Staff and the committee agreed to put the pilot project on hold again. The mayor seems convinced that there are better technologies out there if we just wait a while. The community seems to think it’s time to get going. Let’s see what council thinks when the mayor is away.
• The backyard chicken debate.
All but Stephen Orser opposed a pilot project for London despite the fact that most of the 200 members of the public who came out to the public participation meeting supported the concept. Most of the objections came from the animal welfare/rights community who worried about the treatment of chickens in backyards and recommended veganism rather than free range eggs. Few householders came out to voice their opposition to neighbours keeping backyard hens.
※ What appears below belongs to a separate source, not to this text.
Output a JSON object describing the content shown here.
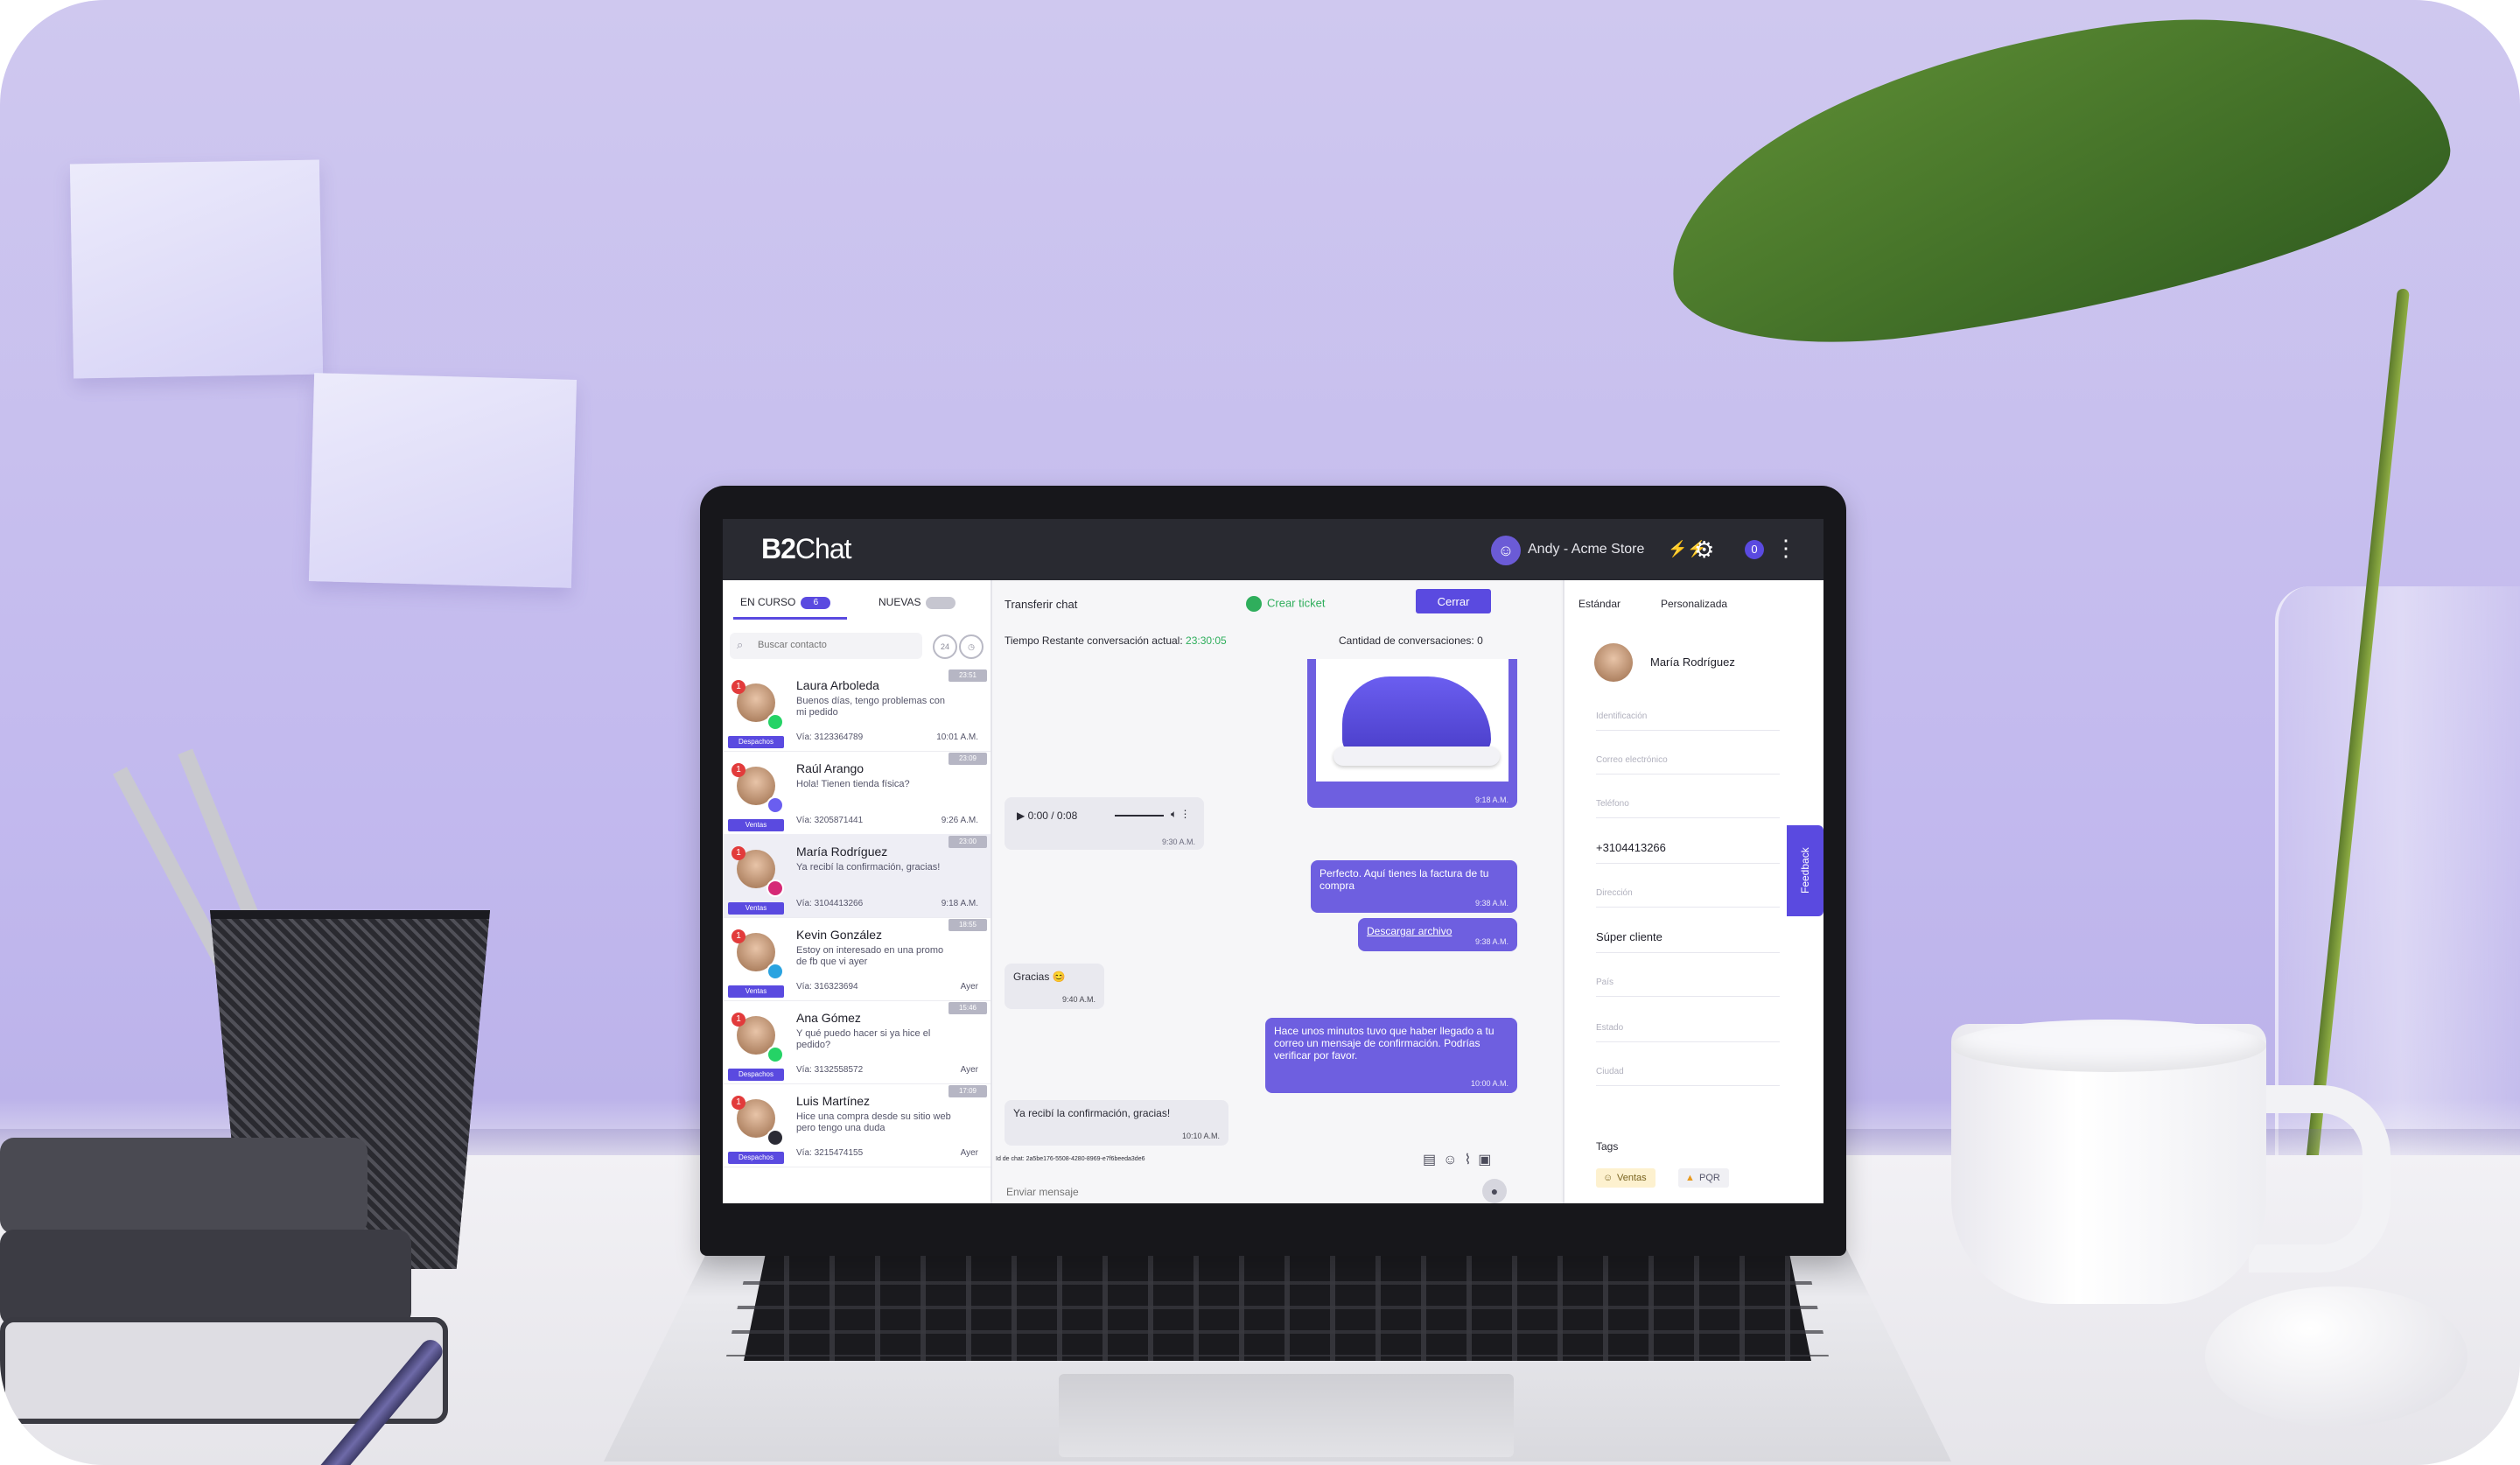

Finance and Administration Committee
• The big issue is the committee’s reconsideration of giving the mayor an extra $50,000 with which to engage the community. Only Councillor Nancy Branscombe opposed it saying she had seen only “a wish list”, not a business plan. Since it is a reconsideration, it will require a two-thirds vote (nine votes) just to get it on the table. Could be tough to get.
• At the “jobs summit” held a few weeks ago in response to the recent unflattering unemployment statistics, the mayor committed to getting his Economic Prosperity Committee up and running right away. Six members of council plus the mayor ex officio are to be recruited. I wonder who they will be.
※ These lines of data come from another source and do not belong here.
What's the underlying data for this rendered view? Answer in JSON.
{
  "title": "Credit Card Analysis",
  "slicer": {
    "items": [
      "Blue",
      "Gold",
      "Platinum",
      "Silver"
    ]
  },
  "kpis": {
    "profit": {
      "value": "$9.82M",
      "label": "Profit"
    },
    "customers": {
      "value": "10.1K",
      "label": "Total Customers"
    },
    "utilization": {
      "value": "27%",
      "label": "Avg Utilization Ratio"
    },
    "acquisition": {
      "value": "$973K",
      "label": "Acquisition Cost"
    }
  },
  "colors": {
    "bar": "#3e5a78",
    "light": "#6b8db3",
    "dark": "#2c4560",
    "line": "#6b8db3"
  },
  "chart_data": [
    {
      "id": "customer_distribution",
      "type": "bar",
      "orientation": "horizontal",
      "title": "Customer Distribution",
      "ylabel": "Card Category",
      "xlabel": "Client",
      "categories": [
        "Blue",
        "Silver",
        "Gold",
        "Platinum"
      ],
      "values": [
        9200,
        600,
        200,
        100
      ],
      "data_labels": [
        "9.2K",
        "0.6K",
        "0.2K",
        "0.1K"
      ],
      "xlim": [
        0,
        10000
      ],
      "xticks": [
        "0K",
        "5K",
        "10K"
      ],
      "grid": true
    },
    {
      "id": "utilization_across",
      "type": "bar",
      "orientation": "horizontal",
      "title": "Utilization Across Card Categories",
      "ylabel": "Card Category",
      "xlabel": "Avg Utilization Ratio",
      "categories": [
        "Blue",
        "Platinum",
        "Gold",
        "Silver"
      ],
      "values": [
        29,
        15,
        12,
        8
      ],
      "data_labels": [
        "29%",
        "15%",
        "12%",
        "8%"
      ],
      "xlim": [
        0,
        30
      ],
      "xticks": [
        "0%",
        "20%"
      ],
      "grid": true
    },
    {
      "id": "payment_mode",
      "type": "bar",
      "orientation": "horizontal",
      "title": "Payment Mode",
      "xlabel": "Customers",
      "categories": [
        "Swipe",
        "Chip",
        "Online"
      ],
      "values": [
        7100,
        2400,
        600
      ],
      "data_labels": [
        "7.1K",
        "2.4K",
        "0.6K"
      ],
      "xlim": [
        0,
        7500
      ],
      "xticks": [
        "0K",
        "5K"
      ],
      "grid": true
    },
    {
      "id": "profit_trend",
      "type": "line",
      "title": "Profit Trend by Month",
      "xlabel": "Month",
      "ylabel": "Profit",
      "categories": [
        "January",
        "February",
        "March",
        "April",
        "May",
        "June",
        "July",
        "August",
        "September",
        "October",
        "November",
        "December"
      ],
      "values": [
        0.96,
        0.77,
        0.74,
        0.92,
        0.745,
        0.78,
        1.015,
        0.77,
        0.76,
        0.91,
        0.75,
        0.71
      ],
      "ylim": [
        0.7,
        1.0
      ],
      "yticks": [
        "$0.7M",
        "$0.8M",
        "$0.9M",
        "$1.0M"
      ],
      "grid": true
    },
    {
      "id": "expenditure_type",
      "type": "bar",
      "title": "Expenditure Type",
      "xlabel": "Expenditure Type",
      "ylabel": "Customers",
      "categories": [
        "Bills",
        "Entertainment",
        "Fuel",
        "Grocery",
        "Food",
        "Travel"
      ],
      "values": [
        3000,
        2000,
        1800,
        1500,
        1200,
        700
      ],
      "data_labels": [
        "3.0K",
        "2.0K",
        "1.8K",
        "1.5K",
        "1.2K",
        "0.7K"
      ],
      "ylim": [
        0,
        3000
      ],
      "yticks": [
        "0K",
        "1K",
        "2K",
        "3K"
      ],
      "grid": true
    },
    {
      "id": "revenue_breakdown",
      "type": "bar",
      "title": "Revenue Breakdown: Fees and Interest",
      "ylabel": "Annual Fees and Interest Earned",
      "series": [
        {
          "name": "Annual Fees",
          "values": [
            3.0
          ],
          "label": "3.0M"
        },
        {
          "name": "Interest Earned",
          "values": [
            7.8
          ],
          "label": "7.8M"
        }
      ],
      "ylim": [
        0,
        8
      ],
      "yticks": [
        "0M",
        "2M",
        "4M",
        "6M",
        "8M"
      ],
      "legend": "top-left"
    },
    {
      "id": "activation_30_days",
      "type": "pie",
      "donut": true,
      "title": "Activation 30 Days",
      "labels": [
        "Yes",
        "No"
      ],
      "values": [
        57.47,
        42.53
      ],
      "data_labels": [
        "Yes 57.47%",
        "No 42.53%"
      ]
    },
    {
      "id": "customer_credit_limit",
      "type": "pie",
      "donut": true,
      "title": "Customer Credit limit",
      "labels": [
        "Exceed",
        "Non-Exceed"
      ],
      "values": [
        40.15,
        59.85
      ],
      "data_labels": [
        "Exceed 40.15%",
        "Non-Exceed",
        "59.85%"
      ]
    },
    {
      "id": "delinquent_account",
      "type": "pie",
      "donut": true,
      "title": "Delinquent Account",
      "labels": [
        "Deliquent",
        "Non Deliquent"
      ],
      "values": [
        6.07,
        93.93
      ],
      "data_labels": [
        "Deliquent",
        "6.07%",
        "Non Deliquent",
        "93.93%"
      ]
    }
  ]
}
Built and Natural Environment Committee
• Should council approve extending wastewater services to the mayor’s home town of Arva, even if it means forgoing much needed revenue from development charges and taxes at a time when it needs every cent it can get to break even on the taxes and expenses? And what about pressure from the homebuilders and developers who are the main funders of the campaigns of many of our councillors?
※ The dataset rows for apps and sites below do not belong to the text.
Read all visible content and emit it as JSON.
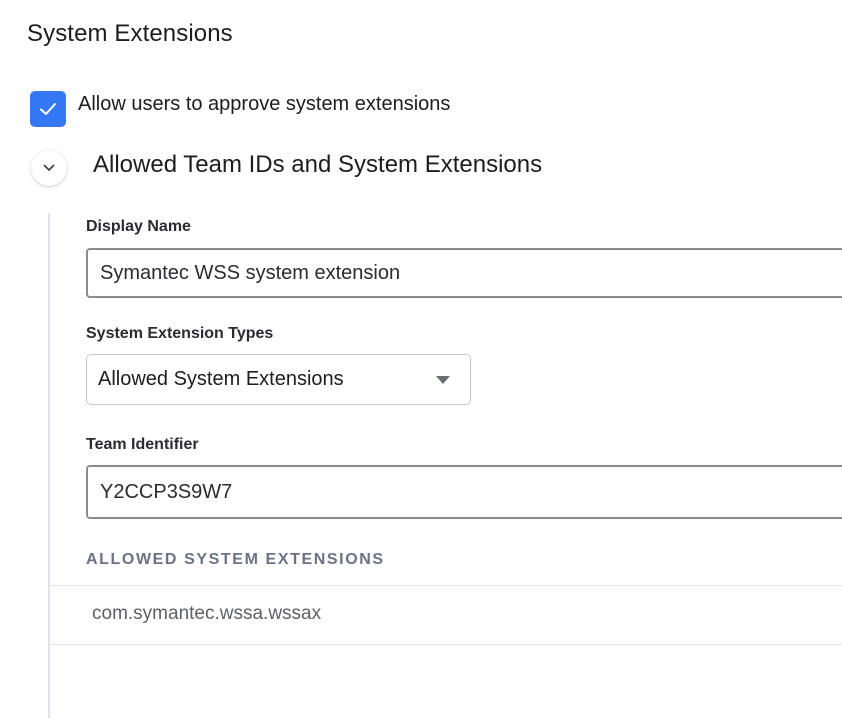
{
  "section": {
    "title": "System Extensions"
  },
  "allow_approve": {
    "label": "Allow users to approve system extensions",
    "checked": true,
    "accent_color": "#3478f6"
  },
  "group": {
    "title": "Allowed Team IDs and System Extensions",
    "expanded": true,
    "toggle_icon": "chevron-down-icon"
  },
  "fields": {
    "display_name": {
      "label": "Display Name",
      "value": "Symantec WSS system extension"
    },
    "extension_types": {
      "label": "System Extension Types",
      "selected": "Allowed System Extensions"
    },
    "team_identifier": {
      "label": "Team Identifier",
      "value": "Y2CCP3S9W7"
    }
  },
  "allowed_extensions": {
    "header": "ALLOWED SYSTEM EXTENSIONS",
    "items": [
      "com.symantec.wssa.wssax"
    ]
  }
}
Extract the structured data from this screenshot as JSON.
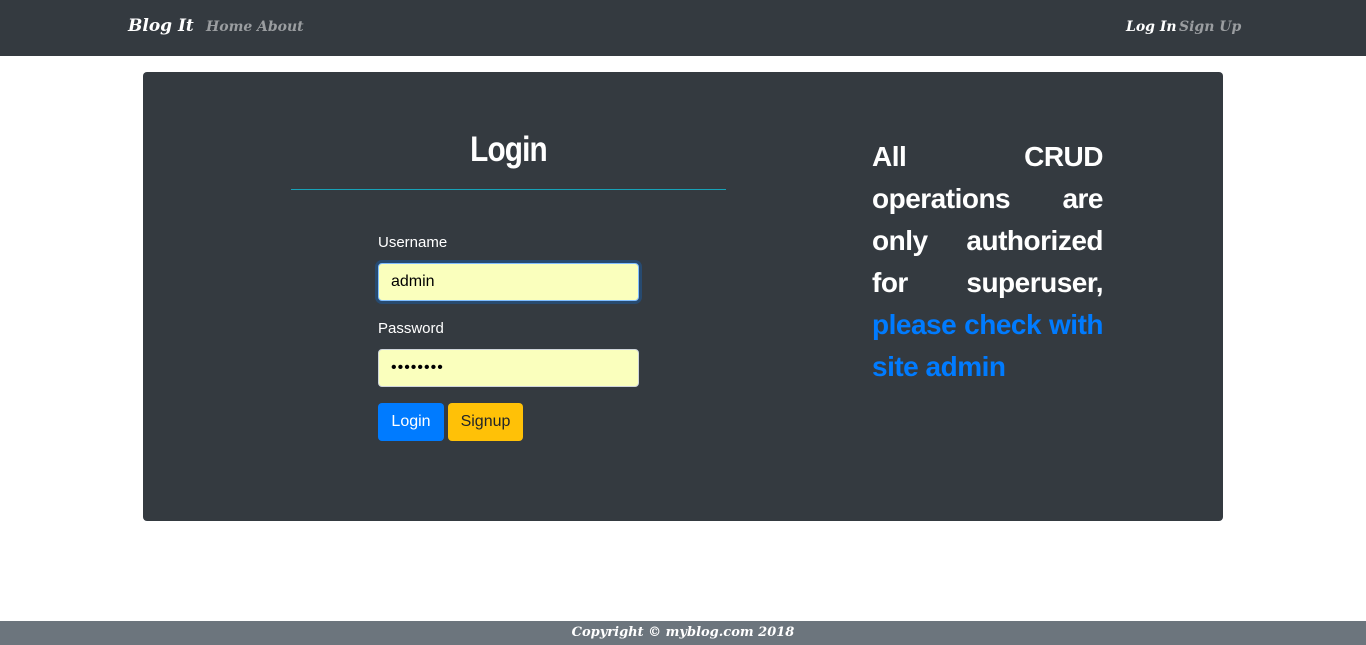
{
  "navbar": {
    "brand": "Blog It",
    "links": [
      {
        "label": "Home"
      },
      {
        "label": "About"
      }
    ],
    "right_links": [
      {
        "label": "Log In",
        "active": true
      },
      {
        "label": "Sign Up",
        "active": false
      }
    ]
  },
  "login": {
    "title": "Login",
    "username_label": "Username",
    "username_value": "admin",
    "password_label": "Password",
    "password_value": "••••••••",
    "login_button": "Login",
    "signup_button": "Signup"
  },
  "notice": {
    "text": "All CRUD operations are only authorized for superuser,",
    "highlight": "please check with site admin"
  },
  "footer": {
    "text": "Copyright © myblog.com 2018"
  },
  "colors": {
    "navbar_bg": "#343a40",
    "card_bg": "#343a40",
    "primary": "#007bff",
    "warning": "#ffc107",
    "footer_bg": "#6c757d",
    "autofill_bg": "#faffbd"
  }
}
• Adjustment of the components of water and waste water rates to ensure more predictable revenues. With a usage based system, the city gets less revenue in wet summers and more in dry ones although capital requirements remain relatively fixed. This is intended to level out the revenues.
• CN wants to put advertising banners on two overhead passes. Painting is too expensive, it claims. It needs to get revenue from advertising. Council turned this down in 2006 but it’s a new day at a council which wants to be business-friendly. CN agent John Matsui seems to be a frequent visitor to city hall these days. And getting a sympathetic ear. He was also sitting beside the developer who wants the services extended to Arva at a previous meeting on that issue.
Committee of the Whole
• A lot of resignations from advisory committee members, and who can blame them? They have received scant recognition or respect in the last year.
• Council’s wish list for the city. Fasten your seatbelts; this could be a wild ride. Expensive, too. The priorities include sprucing up downtown, a new city hall, a performing arts centre, developing major gateways, developing along the 401, the SOHO plan, a Veteran’s Park freeway, the Southwest Area Plan, expanding public transit. There’s more. And that is just the short list! $$$$$$$$$.
Sometimes you don’t have time to bring something before a committee; you need to act on the issue right away. Council received one from Councillors Polhill and VanMeerbergen for this agenda. They want to overturn a previous decision of council initiated by Fontana and Polhill to award $6,000 to a local developer to compensate him for alleged delays in dealing with a stormwater management issue. Now they want to give him $32,000. This is the second time this matter has been brought forward as an emergent motion; it is becoming difficult to know what the emergency is since the original request was dealt with at the end of June.
These are just a few highlights. Be prepared for a long night